Son of famed musician Roy Ayers explores his identity in a new memoir — despite his absent father
At 50, Nabil Ayers decided it was time to reflect. "It took me that long to process a lot of what happened in my life, both the good and bad," he says. The result is his new memoir, My Life in the Sunshine (out June 7).
The memoir charts the musician-turned-entrepreneur's life from childhood through his current role as president of indie music label Beggars Group. The child of a musician going into the music industry may not seem like a stretch, but Ayers never actually knew his father Roy, famous for his 1976 funk jazz classic "Everybody Loves the Sunshine," which has been sampled by everyone from Mary J. Blige to Tony Yayo. (Roy and Ayers' mother Louise mutually agreed that she would raise Nabil alone.) Ayers got information about his early years and family history from his mom, who surprised him with her vivid recollection. "Maybe that's another reason it took me so long to write this because I've never asked these questions, and that was a fascinating process to get answers from my mother," says Ayers, who has only met his father a handful of times.

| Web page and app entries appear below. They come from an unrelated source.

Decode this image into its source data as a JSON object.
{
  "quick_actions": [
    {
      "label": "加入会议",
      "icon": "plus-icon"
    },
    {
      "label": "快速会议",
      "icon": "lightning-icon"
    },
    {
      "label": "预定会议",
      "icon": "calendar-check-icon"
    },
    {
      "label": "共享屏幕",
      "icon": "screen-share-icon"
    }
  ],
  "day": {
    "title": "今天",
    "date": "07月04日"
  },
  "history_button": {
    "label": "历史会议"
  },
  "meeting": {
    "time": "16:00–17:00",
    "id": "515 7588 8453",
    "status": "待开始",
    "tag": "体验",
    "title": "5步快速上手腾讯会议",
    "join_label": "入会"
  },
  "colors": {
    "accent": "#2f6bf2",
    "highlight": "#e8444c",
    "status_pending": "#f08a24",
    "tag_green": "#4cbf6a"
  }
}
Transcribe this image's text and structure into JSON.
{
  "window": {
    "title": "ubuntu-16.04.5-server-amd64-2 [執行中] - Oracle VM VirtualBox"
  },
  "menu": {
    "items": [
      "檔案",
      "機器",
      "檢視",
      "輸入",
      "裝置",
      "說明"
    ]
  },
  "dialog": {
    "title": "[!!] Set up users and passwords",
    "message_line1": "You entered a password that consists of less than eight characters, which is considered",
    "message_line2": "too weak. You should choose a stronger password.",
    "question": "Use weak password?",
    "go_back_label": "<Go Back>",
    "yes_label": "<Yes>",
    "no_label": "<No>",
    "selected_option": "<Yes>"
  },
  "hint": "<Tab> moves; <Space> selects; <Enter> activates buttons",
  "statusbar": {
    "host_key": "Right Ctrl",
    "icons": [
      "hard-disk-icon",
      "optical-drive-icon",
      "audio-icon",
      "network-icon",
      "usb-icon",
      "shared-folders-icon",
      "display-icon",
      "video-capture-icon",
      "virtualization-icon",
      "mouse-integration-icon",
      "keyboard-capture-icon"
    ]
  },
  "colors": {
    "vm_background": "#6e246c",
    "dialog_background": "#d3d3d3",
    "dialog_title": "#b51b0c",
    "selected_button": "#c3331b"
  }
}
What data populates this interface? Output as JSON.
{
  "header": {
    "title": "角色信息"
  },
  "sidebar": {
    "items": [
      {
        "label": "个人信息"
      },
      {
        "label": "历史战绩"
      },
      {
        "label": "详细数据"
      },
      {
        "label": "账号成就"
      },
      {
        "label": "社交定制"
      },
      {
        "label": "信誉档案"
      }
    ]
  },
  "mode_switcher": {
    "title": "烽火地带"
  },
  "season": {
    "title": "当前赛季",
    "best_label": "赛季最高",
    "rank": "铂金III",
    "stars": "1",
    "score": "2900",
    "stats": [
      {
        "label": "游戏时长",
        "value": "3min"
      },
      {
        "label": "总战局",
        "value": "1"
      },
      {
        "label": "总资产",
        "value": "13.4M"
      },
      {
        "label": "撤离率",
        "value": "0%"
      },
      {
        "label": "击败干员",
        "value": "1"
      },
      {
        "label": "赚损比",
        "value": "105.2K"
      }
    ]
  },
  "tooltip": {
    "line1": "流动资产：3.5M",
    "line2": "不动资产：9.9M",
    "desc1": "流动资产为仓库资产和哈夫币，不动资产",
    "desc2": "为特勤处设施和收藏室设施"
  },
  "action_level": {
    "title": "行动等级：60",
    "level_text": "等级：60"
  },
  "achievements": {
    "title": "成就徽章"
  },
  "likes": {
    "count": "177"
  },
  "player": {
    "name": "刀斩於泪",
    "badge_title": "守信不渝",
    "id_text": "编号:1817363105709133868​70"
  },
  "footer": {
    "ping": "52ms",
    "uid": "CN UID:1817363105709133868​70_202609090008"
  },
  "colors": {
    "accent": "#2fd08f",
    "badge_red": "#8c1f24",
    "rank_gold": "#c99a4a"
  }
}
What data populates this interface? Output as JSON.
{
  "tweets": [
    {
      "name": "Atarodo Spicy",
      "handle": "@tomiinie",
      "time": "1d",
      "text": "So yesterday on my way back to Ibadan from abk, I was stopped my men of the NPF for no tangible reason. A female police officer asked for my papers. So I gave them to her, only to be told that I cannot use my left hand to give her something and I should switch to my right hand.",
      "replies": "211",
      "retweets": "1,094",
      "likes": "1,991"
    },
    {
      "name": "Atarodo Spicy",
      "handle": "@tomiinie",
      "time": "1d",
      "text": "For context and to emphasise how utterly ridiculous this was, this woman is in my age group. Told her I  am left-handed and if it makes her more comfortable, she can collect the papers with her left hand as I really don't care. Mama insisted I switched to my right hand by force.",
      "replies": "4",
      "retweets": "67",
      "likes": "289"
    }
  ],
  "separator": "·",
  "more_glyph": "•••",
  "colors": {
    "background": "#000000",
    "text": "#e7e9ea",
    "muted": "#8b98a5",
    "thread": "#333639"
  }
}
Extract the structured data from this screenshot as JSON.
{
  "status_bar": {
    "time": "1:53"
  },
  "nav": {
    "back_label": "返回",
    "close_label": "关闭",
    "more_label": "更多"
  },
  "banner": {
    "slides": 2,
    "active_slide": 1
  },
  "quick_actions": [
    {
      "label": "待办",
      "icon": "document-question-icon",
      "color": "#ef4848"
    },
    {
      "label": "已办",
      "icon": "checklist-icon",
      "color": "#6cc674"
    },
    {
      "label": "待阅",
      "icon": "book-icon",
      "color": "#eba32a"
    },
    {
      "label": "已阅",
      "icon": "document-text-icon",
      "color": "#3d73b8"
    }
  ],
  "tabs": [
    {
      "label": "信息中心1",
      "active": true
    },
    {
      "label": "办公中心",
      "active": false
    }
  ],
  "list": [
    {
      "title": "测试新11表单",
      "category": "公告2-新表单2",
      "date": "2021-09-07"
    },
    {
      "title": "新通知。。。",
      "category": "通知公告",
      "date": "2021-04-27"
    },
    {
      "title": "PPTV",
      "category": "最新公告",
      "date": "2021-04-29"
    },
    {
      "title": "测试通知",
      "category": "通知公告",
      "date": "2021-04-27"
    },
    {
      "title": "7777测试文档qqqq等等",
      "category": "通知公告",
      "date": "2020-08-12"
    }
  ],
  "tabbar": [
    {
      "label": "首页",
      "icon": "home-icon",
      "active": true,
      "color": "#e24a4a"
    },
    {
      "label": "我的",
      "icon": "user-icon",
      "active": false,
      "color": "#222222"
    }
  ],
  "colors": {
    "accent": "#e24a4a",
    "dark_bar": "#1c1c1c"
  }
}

My Life in the Sunshine is also an entertaining journey through the eras of music that punctuate Ayers' life. "Through the book, and my life, you see music evolving and my tastes evolving over the decades," he says. That includes Ayers seeing Kiss for the first time live at 7-years-old, which he calls a "life changing experience" in the book. "That was a huge pivot. I've been a rock guy ever since," he says.
Ayer shares the books and music that inspired him during the writing of his memoir and beyond.
ENTERTAINMENT WEEKLY: What book inspires you as a writer?
NABIL AYERS: There's a book called The Art of Memoir by Mary Karr. It's not totally a how-to book, but it served as one for me. There's one particular line where she says something about whenever you write about someone you should write from a place of love and I was really thinking about that when I was writing, even about people who I had a negative experience with.
What artist did you listen to while writing?
I listened to so much Kraftwerk while writing this book. We used to listen to them while playing Monopoly when I was a kid. To me, Monopoly was this brainy and focused game, so listening to them during the games turned into me listening to them during high school, college and eventually writing. It was my focus music.
If you added one more chapter to your book, what album would you title it?
"Cult of Personality" by Living Colour. They were a Black rock band and were important to me because I was a Black kid who wanted to be in rock bands, but I didn't see myself in videos or albums. I saw Living Colour when I was in high school in Salt Lake City and it was these four Black guys playing rock music on stage and it was inspiring.
Recently I've become friends with the guitarist Vernon Reid, who is a well known guitarist before and after Living Colour. I've had these amazing conversations with him. He remembers that time so very specifically and has a lot to say about how scared they were going to Salt Lake City.
Is there an underrated musician you keep in your rotation?
There's an 80s band called Missing Persons who had a couple of MTV hits and were written off as a silly California new wave band. They were actually incredible musicians who came from Frank Zappa's band and were doing interesting, forward-thinking stuff with their music that for some reason didn't get to a lot of people who would have appreciated it.
Who is a Black writer whose work excites you?
There's this book called Oreo by Fran Ross that I discovered. It was a republished book from the 70s that was re-released a couple years ago. I absolutely loved it. It's fiction, but it's about a racially mixed kid who goes in search of her father as a teenager. She takes the bus to New York on her own and has some scary, some funny adventures.
What do you love about writing?
Being able to take myself back to a certain time or place. Some parts of this book were really fun and had me laughing out loud. I was having so much fun remembering things and texting friends that were there. On the opposite end, some of it actually made my body feel as bad as it felt when something was happening in real life. Either way, it's a powerful thing to be able to do that to yourself and I didn't realize that until I got deep into this book, and I love it.
What artist do you listen to when you need a break?
A lot of Björk. It always makes me feel good and maybe ignites a certain part of my brain where it's weird and creative.
What are you reading right now?
Energy Never Dies by Ayana Contreras. The subtitle is Afro-Optimism and Creativity in Chicago. I'm not done with it, but I'm in. It's just this beautifully written history of Black music and culture in Chicago, some of the stuff from the 60s and 70s. It connects artists I know well with artists I've never heard of.
Who is a musician from the past whose story deserves to be told?
This is an interesting one and a risky one, but it's what I'm thinking right now: My father, Roy Ayers. A lot of it is because I don't know that much about his story and I would like to know more. What little I do know is very interesting and it's not really out there.